How many people does it take to move a church?
Champion Life Church Rev. James Baldwin isn't sure.
He calls the feat of moving his church in a limited time period a miracle. Baldwin doesn't know how many people helped, but they got it done.
(Mirror photo by Patrick Waksmunski) Pastor Jim Baldwin leads a Wednesday night service at Champion Life Church that recently moved to the former Presbyterian Church, 12th Street and 14th Avenue.
"The miracle is when you have a circumstance such as the church needed to move, that people came together, knowing that God would be faithful and show us what our next move would be," Baldwin said. "They didn't fall apart."
In September, the 4-year-old church moved from the former Gables building downtown to the former Presbyterian Church at 12th Street and 14th Avenue.
As they were packing boxes to move, Baldwin said there was a time the congregation wasn't sure where it was going to worship.

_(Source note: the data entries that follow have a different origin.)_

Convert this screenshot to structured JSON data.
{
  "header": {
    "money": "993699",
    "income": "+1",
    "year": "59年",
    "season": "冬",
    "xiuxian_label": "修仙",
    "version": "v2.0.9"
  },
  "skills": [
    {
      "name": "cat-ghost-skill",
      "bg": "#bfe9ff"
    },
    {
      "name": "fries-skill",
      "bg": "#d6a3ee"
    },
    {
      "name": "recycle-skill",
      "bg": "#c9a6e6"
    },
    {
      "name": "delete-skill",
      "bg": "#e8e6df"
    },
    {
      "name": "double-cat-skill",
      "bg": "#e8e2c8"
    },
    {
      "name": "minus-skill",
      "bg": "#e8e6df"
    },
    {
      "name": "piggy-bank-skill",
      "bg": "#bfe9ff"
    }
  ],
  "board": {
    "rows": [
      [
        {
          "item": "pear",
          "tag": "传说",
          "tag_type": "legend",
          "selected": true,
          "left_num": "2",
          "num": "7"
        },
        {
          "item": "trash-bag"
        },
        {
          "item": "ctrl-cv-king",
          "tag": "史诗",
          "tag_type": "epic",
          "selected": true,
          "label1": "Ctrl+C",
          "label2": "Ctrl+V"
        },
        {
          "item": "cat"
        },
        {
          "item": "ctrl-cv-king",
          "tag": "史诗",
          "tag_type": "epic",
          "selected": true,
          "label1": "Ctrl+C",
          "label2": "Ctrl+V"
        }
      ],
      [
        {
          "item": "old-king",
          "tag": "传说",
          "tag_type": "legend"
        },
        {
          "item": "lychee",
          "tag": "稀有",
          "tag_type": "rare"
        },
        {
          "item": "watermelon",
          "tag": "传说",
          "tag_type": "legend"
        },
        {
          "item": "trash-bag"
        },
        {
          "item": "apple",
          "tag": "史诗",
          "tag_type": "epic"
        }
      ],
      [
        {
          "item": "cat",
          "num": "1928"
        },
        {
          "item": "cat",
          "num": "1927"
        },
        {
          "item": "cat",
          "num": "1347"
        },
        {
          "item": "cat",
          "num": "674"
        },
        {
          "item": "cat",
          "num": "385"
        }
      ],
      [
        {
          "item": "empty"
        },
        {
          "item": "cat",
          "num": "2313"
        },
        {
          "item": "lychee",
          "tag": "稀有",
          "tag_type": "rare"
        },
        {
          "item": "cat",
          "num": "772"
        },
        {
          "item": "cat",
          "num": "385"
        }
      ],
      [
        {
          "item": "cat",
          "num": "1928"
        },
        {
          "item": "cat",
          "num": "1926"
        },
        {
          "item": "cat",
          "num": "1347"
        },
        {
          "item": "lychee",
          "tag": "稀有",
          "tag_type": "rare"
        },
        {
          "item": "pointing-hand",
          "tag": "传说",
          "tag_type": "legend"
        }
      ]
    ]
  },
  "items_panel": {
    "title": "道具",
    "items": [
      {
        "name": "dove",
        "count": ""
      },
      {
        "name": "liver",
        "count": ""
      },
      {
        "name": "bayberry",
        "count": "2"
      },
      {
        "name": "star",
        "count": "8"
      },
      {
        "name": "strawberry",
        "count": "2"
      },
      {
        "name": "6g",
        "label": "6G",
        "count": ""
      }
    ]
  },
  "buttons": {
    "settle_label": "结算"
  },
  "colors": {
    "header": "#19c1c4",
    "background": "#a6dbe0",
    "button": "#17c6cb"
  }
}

"It was like Abraham when God just said 'Go,' but didn't tell him where to go. We knew God was faithful and he would come through," Baldwin said.
"It wasn't a tragedy. It was just a matter of time where you are packing boxes and you have no definitive address," he said.
Through the move, members of the congregation, friends, family and the community pulled together and helped. They packed, rented moving vans, unpacked and cleaned the new building and the old building.
"We put a lot of TLC into the new building," Baldwin said.
Some of the classrooms were renovated and painted, and a cafe for coffee and refreshments was added.
"The community and families and congregation worked hard together to make this a smooth transition," Baldwin said.
The first service in the new location was Sept. 4. Since then attendance has more than doubled.
Crystal Stephens of Duncansville started attending Champion Life Church two years ago, and she stuck with the church during the move because she and her husband, Jason, were comfortable and enjoyed worship services there.
"I really like the modern music and Pastor Jim's message," Stephens said.
She also appreciates the nursery where their 7-month-old son, Mason, is taken care of during the services.
Jason Stephens helped with the move, and they were excited to see how many more people started attending services.
Baldwin thinks the location has a lot to do with the spike in attendance.
With the Gothic style stained glass windows and ornate woodwork, the church is aesthetically beautiful, which appeals to a lot of people, he said.
"For some people they really enjoy that. The building we were in previously didn't look like a church. When you stand in this beautiful building, it's like an old castle. There's just something about that," he said.
"We can have church anywhere, but the beautiful aesthetics really contribute," Baldwin said. "We knew God was calling us to a new opportunity, the opportunity to move into this beautiful landmark church in the heart of the city. It really sets us up to be a missional type church."
Although the church may have a Gothic look, worship services are contemporary and casual. Baldwin has been known to sport jeans during services, and people are invited to come as they are.
"Most people are shocked when they walk in and I'm in jeans. It's just you can come the way you are spiritually and physically," Baldwin said. "It's not a fashion show. Nobody cares what you look like. We have people coming from all walks of life and previous denominations. God has put us there to impact our community."